How much interest on 1 million pounds is largely dependent on the interest rate available at the time.
Traditionally we’ve been used to interest rates of around 3-5% and so £1million would give you £30,000-50,000 a year. That’s certainly comfortable given the average UK salary is normally just over £25,000.
However, after 2008 and more recently the Coronavirus pandemic, good interest rates like that feel a long time ago.
With interest rates around 0-1%, a large amount of £1million in capital would yield anything from nothing at all to just £10,000.
But the troubles don’t end there. The whole point of interest is to counter inflation. Interest rates in savings accounts have never really been high enough to drive significant growth . You won’t get rich from it.
However, every year money becomes less and less valuable. Notice how things always get more expensive? That’s inflation.
£1million was worth a lot more in real terms in the year 2000 than it is now.
If you had £1million and held onto it without earning any interest on it then you would have actually lost money, even though you would still have £1 million, because the same amount would now have less buying power.

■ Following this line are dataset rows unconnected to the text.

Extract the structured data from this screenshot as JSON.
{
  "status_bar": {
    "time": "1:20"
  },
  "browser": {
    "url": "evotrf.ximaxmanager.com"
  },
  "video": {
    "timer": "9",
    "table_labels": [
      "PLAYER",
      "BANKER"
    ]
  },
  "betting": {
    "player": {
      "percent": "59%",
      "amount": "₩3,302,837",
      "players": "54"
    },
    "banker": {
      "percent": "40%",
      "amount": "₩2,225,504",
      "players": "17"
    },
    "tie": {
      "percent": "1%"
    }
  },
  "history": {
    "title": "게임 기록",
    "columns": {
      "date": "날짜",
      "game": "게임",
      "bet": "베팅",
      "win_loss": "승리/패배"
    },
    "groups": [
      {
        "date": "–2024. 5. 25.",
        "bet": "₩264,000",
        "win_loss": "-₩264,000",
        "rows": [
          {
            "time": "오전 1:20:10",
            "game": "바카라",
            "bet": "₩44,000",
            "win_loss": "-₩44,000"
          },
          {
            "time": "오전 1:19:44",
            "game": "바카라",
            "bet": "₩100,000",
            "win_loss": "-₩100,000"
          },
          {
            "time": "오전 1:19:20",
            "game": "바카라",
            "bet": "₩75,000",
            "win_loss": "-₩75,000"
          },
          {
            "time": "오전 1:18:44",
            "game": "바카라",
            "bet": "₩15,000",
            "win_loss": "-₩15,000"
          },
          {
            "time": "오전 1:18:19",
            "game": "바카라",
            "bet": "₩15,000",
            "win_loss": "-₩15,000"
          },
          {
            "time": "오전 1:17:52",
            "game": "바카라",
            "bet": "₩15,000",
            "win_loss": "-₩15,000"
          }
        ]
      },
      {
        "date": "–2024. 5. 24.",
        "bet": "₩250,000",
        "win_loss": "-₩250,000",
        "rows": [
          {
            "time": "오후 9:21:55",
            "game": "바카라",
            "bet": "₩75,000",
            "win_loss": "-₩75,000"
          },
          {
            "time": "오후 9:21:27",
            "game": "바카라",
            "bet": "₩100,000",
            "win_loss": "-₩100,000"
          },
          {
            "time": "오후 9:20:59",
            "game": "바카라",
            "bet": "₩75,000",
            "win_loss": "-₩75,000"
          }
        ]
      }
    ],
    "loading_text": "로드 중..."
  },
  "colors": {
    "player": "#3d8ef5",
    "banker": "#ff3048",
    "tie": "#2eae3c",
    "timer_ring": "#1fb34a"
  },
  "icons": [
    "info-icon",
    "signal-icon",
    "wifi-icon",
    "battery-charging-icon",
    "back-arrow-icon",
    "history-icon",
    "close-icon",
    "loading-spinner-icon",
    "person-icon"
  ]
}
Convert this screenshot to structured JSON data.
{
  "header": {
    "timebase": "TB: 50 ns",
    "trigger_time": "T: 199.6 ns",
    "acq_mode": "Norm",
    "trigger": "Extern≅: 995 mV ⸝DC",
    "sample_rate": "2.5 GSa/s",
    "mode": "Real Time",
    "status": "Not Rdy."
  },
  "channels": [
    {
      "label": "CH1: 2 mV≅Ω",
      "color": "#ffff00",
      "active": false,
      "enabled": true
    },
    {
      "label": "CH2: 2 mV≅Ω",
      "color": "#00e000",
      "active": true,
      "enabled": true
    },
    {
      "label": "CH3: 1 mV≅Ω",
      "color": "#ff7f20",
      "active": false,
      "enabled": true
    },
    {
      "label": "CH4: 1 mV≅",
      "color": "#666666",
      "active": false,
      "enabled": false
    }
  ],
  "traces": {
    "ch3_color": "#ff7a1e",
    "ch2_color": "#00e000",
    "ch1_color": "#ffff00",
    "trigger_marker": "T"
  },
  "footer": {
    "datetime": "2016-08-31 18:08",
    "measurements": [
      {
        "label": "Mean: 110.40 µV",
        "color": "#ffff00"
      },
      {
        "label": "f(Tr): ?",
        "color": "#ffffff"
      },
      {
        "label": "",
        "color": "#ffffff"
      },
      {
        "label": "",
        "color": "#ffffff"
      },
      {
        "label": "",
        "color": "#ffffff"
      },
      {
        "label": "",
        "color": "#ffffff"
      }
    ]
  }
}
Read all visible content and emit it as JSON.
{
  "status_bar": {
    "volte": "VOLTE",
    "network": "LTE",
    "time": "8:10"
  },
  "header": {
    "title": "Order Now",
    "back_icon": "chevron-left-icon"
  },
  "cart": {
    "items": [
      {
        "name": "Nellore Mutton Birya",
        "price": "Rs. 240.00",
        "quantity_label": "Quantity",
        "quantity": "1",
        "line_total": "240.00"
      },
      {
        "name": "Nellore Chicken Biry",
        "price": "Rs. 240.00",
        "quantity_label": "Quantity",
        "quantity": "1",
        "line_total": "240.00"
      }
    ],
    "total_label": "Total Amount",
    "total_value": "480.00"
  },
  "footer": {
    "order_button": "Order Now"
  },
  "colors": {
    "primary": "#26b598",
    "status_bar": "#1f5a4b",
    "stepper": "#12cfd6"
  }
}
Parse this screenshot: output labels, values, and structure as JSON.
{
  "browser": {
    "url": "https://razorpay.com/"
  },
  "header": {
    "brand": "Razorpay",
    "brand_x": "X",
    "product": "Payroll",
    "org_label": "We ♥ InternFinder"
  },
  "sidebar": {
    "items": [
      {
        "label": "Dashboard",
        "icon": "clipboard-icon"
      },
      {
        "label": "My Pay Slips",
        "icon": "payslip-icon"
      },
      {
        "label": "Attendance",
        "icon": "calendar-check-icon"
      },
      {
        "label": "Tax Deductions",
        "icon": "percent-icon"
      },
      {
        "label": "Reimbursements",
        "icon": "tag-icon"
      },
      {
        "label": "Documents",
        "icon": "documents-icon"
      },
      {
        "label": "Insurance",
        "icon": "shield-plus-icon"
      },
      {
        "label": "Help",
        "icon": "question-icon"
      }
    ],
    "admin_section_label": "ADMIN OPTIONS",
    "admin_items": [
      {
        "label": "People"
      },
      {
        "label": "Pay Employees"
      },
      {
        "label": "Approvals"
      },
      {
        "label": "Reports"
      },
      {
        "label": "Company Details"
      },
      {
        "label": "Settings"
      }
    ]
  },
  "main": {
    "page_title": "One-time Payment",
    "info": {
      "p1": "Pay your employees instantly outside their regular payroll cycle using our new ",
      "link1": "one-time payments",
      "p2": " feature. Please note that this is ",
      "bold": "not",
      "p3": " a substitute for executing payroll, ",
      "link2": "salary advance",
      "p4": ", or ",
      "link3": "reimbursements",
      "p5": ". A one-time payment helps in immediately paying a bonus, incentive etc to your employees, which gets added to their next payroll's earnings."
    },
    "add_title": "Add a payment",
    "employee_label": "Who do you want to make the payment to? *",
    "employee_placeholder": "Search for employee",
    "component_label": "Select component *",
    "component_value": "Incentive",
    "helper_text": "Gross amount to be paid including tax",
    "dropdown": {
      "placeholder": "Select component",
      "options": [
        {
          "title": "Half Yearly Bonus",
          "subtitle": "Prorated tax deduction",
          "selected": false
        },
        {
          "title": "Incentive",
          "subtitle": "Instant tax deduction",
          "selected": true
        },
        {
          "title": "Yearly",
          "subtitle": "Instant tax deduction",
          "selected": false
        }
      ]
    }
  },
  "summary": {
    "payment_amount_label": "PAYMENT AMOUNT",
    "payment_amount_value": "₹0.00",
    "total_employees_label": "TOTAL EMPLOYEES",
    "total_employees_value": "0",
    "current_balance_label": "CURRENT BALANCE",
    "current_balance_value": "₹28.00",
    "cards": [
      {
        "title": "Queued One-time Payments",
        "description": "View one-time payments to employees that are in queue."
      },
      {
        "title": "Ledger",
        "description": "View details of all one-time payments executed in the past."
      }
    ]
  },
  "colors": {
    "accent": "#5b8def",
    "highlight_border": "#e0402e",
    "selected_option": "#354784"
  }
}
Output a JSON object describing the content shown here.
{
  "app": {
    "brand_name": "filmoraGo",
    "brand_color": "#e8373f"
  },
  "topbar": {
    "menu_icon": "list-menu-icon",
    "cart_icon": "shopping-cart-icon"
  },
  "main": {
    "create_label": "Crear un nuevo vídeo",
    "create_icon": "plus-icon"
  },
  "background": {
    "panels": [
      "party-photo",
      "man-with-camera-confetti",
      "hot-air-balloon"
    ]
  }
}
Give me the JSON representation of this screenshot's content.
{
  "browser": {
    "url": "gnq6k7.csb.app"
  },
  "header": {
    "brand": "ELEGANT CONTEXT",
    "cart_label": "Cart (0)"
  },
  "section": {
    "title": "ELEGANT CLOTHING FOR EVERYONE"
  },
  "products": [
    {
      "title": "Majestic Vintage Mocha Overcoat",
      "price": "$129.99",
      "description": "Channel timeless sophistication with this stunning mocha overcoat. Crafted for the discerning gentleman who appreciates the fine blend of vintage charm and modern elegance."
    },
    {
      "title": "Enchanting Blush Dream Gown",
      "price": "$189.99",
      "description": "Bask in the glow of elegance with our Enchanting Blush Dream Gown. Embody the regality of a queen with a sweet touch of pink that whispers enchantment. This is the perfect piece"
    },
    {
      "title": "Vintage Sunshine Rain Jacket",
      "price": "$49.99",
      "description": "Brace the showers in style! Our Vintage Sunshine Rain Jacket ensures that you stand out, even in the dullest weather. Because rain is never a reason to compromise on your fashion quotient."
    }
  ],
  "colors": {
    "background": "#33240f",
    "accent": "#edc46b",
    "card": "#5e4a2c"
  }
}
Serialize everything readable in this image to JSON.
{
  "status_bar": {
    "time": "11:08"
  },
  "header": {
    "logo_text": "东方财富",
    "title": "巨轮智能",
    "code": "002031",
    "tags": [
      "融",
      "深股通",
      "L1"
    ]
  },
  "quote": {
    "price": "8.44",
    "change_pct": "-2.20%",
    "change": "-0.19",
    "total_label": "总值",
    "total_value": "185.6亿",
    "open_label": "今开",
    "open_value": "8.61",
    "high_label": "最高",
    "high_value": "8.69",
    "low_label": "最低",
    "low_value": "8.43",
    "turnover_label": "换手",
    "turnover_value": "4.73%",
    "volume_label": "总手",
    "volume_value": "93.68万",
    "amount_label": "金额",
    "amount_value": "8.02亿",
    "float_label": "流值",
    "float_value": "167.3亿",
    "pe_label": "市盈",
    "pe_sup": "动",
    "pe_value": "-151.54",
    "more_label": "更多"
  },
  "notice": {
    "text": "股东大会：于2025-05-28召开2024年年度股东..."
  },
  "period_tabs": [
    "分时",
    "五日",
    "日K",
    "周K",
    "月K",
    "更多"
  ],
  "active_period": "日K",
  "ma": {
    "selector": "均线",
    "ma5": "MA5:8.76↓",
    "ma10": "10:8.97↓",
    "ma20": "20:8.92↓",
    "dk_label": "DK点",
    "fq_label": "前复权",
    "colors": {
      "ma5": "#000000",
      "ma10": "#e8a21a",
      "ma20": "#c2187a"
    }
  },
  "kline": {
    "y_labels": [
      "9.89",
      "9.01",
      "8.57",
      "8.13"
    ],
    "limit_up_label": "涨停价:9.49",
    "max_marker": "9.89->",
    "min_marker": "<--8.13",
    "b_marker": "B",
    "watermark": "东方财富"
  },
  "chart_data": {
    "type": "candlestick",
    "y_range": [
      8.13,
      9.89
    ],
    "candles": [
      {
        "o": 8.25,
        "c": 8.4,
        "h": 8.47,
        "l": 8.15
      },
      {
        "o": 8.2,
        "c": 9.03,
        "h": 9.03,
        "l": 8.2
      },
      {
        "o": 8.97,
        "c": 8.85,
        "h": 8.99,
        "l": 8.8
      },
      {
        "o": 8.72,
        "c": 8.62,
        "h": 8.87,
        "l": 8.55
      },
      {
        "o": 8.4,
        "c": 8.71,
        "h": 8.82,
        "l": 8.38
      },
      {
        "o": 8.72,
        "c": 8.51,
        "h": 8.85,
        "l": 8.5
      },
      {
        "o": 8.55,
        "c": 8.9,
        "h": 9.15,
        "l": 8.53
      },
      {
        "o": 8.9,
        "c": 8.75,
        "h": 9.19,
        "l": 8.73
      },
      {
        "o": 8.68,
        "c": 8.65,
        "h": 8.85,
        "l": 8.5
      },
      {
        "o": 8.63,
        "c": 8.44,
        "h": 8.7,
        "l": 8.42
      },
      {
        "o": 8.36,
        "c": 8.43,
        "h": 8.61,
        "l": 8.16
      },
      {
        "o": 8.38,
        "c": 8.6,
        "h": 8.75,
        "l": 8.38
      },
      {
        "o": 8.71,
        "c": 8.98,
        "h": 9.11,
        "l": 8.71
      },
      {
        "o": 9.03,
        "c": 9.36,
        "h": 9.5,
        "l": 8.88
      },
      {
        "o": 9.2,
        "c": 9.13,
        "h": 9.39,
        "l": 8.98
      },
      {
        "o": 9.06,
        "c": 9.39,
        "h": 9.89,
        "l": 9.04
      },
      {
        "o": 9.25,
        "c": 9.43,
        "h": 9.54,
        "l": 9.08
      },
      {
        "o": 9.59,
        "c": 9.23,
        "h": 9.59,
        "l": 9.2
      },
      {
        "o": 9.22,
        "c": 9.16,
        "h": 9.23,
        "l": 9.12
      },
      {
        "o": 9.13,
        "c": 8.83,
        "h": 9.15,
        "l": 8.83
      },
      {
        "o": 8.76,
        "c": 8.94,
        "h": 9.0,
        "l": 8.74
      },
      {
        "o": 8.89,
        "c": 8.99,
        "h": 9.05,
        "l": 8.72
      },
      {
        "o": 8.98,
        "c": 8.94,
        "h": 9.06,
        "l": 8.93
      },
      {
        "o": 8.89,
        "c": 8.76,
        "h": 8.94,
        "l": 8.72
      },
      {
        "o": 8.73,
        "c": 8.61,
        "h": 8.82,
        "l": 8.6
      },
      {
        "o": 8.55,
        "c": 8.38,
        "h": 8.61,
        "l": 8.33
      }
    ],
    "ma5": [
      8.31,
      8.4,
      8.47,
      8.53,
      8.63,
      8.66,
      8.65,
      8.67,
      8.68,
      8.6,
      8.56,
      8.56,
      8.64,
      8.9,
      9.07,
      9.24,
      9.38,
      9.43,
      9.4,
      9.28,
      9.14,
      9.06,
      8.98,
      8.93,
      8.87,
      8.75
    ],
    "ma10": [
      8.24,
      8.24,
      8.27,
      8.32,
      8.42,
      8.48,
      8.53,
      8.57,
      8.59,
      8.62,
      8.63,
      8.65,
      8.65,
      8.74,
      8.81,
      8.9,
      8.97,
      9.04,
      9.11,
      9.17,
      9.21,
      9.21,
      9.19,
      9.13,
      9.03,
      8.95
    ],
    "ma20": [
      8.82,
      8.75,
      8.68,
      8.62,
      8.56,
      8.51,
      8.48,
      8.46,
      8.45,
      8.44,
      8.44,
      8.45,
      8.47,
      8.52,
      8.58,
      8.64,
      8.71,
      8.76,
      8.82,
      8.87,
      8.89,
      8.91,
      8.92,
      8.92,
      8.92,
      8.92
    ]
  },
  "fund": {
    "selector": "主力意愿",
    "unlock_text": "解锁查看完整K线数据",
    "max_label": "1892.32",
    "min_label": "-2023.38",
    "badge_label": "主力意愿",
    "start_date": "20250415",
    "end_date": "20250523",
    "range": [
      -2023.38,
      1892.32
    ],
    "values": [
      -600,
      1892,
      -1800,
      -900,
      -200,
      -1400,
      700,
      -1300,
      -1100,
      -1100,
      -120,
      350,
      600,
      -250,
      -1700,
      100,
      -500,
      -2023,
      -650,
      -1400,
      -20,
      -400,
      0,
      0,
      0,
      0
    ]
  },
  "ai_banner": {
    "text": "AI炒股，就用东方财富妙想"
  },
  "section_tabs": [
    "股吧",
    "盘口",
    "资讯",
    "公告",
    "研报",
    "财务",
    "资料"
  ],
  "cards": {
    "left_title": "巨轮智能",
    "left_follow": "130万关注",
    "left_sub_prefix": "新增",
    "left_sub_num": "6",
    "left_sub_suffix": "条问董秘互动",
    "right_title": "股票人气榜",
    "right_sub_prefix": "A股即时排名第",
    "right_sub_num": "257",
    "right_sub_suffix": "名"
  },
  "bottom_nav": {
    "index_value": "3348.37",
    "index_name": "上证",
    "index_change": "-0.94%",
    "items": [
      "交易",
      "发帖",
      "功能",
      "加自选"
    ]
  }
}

It’s the same thing as if you’ve been in the same job for 10 years without a pay rise. You probably already deserve a rise as your skills have probably improved. But even if they haven’t and you are doing the exact same work as before, the salary you receive is worth less than it was before.
The Stock Market
With such historically low interest rates, one of the best ways to actually achieve growth from savings is by investing in assets.
An asset is something that earns you money – like rented property or stocks.
That means that while inflation is reducing the value of money you are making extra money to counteract the reduction.
If you invest well then you can make more money than is required to beat inflation and achieve capital growth.
The historical returns of the FTSE 100 are between five and eight percent since 1984, including big crashes like Black Monday in 1987, the Dot Com Bubble and the 2008 recession. That means £1 million could make £50,000 – £80,000 a year.
But when asking how much interest on 1 million pounds you should also consider how much tax on 1 million pounds.
The first thing you should probably do is start paying the money into an ISA in order to bring down your taxable income.
If you invested £1 million all at once without a tax wrapper like an ISA then all the income would be taxable. So if you made that £50,000+ a year you would be a higher rate tax payer and have to give up 40% of the gains.
An ISA can shield you from that tax, but only on the money held within it and you can only pay in £20,000 a year. So it would take you 50 years to pay in the full amount.
Of course if you £1 million is your savings goal then you can start early and gradually build up to £1 million in ISAs which should take less time because your ISAs should be earning returns. When you finally reach £1 million everything in ISAs should be tax-free.